Although composed for a Czech state competition in 1938, the operetta became indelibly associated with the Holocaust when the score was smuggled into the Theresienstadt concentration camp, and a production was mounted that lasted for more than 55 performances. Sung and acted by children, Brundibár was held as an example of the cultural programming offered to Jews at the Terezín “show camp” during the 1944 International Red Cross visit and the subsequent propaganda film, The Führer Gives the Jews a City.
Associate Professor of Music Education and Jewish Studies affiliate Teryl L. Dobbs recently returned from a sabbatical trip to Prague and Terezín (the Czech name of the garrison town where the Theresienstadt camp was located), where she studied the history of the operetta. What led Dobbs to focus on a work for children? The answer lies not only in its history, but also in what she calls the “contemporary ideological deployment” of the operetta by music teachers and opera companies.
Though Brundibár provided performers and audience members an important musical respite after brutal 16-hour days of hard labor, the operetta was produced under considerable duress. Dobbs has, for instance, compared cast lists with lists of children who were transported to death camps from Theresienstadt, and she found that the operetta cast had to be continually renewed with new auditions as other cast members were deported.
“Studying Brundibár is, in a way, studying the ‘present absence’ of people who are no longer with us,” Dobbs says. “When we hear the operetta, we hear the voices of children who were silenced.”
In addition to studying musical scores and documentation in the archives of the Terezín memorial and the Jewish Museum in Prague, Dobbs interviewed surviving cast members about their experiences of Brundibár. These cast members emphasized the importance of clandestine education and community involvement in Theresienstadt, and recalled that performing in the operetta gave them an emotional attachment to music making that helped them survive. Speaking with these survivors, Dobbs notes, reaffirmed her belief that “the act of education is a future-oriented endeavor. We teach the arts because they are a statement of our humanity.”

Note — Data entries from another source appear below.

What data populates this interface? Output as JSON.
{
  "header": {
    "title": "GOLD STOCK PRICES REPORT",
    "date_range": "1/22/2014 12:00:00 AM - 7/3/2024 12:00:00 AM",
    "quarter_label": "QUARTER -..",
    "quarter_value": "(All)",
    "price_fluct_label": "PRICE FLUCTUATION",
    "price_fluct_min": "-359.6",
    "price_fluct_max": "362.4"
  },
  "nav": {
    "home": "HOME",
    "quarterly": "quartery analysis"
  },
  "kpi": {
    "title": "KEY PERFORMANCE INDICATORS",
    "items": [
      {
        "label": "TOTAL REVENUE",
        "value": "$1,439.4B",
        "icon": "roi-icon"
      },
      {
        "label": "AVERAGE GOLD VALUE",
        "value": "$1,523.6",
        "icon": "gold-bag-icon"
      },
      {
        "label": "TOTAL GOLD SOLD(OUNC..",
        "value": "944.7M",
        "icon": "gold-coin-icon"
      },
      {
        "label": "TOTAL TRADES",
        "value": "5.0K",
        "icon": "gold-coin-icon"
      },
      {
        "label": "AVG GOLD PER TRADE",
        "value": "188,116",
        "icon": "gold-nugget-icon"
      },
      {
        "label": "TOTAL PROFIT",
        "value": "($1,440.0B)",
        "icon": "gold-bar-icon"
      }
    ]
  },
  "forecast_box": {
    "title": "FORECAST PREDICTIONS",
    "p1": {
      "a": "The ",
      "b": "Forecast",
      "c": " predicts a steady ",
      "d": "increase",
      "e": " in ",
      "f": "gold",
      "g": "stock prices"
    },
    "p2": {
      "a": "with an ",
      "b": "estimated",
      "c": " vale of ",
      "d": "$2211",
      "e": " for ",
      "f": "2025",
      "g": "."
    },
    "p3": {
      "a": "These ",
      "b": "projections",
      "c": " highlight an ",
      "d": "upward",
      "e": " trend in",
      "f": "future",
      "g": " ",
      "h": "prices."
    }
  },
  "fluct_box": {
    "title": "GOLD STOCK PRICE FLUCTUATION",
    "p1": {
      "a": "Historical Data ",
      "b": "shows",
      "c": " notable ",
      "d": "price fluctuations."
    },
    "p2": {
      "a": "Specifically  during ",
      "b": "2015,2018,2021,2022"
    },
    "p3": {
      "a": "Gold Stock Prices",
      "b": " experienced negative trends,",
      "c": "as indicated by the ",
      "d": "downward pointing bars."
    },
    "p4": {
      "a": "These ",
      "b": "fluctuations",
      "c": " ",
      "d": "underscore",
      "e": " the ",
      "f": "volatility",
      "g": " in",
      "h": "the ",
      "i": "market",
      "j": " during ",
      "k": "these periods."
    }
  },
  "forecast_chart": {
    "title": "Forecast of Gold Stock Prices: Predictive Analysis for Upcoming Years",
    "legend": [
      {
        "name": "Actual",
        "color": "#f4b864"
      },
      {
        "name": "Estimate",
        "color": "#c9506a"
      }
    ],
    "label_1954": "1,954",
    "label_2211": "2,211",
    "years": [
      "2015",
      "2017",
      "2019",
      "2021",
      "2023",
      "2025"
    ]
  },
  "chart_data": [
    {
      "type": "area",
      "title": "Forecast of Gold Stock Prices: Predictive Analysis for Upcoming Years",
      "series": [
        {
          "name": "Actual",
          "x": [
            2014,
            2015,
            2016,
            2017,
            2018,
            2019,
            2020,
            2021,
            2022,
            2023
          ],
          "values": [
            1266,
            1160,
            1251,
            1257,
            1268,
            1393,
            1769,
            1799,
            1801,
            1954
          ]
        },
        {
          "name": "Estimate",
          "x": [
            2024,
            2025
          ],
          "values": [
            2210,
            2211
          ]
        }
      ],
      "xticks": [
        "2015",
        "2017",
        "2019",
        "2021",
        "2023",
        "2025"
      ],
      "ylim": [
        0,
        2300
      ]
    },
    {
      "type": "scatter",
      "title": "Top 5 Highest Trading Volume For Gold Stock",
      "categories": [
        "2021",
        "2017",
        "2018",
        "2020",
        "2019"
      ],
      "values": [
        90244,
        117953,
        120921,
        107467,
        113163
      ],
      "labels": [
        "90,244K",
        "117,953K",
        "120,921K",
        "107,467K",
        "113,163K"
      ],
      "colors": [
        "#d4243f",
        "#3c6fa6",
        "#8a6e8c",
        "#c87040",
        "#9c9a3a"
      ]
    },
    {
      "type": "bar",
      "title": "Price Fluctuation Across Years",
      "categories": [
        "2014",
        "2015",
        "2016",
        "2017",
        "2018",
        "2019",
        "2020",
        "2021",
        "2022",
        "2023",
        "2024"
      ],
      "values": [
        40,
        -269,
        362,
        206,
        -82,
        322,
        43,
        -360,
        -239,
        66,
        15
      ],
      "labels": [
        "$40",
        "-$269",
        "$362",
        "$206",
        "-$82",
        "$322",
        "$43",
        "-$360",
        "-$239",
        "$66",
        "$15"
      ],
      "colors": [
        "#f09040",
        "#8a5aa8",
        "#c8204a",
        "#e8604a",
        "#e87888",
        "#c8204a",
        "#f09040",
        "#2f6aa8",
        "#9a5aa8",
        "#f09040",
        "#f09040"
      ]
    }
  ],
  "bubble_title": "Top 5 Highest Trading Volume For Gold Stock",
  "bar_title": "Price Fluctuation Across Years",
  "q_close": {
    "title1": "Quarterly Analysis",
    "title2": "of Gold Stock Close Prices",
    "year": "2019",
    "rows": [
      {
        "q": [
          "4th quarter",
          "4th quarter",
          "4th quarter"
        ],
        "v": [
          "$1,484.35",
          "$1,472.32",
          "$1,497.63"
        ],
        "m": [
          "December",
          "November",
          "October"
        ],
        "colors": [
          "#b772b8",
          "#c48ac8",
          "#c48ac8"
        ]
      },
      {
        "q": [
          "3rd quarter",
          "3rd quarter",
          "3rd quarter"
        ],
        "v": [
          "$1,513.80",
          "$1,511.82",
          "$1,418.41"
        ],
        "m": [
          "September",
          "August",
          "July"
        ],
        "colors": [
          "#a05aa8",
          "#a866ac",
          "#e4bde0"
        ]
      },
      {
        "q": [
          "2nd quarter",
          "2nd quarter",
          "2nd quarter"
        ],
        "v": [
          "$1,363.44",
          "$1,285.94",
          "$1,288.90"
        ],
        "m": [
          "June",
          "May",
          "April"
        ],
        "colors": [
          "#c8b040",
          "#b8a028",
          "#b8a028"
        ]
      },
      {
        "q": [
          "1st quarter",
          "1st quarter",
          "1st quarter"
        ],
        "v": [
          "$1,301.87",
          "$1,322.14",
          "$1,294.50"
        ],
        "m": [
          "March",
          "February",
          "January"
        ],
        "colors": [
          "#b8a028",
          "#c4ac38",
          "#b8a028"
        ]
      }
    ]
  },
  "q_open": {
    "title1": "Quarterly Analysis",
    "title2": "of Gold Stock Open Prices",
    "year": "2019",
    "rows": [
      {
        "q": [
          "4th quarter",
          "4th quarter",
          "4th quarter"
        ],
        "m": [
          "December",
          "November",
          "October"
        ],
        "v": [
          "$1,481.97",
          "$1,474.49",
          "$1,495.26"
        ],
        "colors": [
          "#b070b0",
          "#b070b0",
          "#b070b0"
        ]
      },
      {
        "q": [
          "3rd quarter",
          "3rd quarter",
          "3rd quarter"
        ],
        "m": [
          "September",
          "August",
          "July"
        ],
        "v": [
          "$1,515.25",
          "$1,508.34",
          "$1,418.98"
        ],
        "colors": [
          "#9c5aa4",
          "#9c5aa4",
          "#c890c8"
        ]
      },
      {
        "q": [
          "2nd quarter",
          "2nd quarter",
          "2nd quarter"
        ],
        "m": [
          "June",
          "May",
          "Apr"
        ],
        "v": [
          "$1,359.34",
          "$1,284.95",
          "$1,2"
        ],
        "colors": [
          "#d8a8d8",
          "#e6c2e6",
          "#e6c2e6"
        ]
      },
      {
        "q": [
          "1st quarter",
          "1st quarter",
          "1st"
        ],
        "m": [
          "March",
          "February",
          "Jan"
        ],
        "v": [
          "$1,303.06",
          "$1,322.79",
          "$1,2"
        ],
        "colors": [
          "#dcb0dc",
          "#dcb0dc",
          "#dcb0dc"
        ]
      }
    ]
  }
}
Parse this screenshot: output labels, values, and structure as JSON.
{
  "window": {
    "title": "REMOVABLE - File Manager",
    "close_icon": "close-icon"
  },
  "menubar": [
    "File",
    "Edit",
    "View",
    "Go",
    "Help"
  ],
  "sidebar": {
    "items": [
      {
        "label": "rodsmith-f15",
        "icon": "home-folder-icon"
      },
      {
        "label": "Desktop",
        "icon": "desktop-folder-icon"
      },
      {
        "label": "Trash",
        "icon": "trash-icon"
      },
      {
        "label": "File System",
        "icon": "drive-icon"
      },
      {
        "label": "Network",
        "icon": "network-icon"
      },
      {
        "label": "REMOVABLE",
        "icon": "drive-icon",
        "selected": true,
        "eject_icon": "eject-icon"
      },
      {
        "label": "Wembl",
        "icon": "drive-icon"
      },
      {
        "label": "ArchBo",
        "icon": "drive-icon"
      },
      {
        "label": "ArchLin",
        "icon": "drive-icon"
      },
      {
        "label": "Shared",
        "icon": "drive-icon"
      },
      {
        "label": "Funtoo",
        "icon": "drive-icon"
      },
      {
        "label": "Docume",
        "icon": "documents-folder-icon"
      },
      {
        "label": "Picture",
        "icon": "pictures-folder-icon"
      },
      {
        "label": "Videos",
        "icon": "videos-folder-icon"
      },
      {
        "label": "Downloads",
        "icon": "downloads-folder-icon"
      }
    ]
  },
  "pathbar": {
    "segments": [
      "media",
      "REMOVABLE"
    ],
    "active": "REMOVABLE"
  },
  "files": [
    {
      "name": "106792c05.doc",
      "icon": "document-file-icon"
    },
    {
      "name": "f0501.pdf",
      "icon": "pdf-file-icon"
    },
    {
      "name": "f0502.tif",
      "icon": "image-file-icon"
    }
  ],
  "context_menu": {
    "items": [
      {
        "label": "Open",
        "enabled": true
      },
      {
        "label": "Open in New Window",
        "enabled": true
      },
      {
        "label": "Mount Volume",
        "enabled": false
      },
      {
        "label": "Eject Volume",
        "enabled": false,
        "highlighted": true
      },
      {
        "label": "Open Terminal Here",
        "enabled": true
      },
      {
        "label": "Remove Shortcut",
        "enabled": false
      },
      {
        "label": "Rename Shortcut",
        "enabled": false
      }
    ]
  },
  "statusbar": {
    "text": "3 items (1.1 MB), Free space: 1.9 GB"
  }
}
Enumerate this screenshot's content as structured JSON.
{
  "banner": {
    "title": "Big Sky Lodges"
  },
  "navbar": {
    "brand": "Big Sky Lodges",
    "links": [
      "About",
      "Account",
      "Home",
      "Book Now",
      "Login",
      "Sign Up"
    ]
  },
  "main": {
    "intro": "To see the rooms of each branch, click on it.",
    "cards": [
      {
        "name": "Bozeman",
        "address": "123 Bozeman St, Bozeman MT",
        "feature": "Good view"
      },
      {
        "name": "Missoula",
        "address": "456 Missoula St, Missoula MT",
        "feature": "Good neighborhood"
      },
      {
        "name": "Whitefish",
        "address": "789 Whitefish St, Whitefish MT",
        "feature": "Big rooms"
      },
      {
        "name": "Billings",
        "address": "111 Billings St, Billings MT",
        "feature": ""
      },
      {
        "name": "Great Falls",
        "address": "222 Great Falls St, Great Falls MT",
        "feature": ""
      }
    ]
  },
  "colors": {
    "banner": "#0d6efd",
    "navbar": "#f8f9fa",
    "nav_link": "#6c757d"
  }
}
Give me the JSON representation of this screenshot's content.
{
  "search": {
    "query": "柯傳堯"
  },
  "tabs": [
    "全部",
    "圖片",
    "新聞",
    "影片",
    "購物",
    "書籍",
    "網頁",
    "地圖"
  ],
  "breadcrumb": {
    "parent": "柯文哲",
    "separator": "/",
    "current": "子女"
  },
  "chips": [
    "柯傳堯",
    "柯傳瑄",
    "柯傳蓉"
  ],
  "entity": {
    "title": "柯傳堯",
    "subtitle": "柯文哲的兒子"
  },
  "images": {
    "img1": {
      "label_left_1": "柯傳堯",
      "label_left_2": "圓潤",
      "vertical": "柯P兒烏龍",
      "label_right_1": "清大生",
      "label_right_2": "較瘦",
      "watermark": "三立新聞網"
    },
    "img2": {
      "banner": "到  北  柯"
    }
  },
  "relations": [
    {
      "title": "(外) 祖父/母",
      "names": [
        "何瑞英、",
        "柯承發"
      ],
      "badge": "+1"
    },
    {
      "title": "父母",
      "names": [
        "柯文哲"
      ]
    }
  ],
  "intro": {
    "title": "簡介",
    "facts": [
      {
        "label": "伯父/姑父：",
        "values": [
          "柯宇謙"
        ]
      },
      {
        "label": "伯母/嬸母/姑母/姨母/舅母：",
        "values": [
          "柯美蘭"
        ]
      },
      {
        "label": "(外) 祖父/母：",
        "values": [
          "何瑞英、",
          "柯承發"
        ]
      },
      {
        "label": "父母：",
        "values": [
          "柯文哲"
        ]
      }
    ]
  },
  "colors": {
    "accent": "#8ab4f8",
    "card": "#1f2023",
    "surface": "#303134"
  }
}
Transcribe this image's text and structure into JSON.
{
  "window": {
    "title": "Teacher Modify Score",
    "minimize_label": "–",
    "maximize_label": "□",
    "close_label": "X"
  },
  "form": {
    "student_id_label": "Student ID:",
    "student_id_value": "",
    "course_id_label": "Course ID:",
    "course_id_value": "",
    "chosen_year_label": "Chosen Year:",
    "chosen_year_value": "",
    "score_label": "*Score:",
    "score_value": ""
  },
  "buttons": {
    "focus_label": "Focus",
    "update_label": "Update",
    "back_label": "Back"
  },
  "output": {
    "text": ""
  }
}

Dobbs is not only interested in the operetta’s history; she also raises questions about the ideological framework that surrounds current productions. Brundibár is often presented as an opportunity to learn about the Holocaust in school music programs and children’s opera workshops, and is also sometimes presented as a morality play that purports to teach students about bullying and tolerance. (A modern production in three parts can be viewed here, here, and here.)
Dobbs finds, however, that many teachers lack sufficient historical context to teach the operetta, which ends up obscuring the work’s problematic history. She calls instead for a pedagogical perspective that values questioning, mindful teaching, and empathic attunement to what Deborah Britzman has termed “difficult knowledge:” the internment, forced labor, corruption, propaganda, and genocide that Brundibár represents. For Dobbs, paying attention to the “present absence” inherent in Brundibár‘s history is far more important than using it as music-educational shorthand for the Holocaust. Her approach reminds us that music, even when produced under conditions of extreme stress, can be a form of spiritual resistance.
Photo: Yad Vashem C2977/174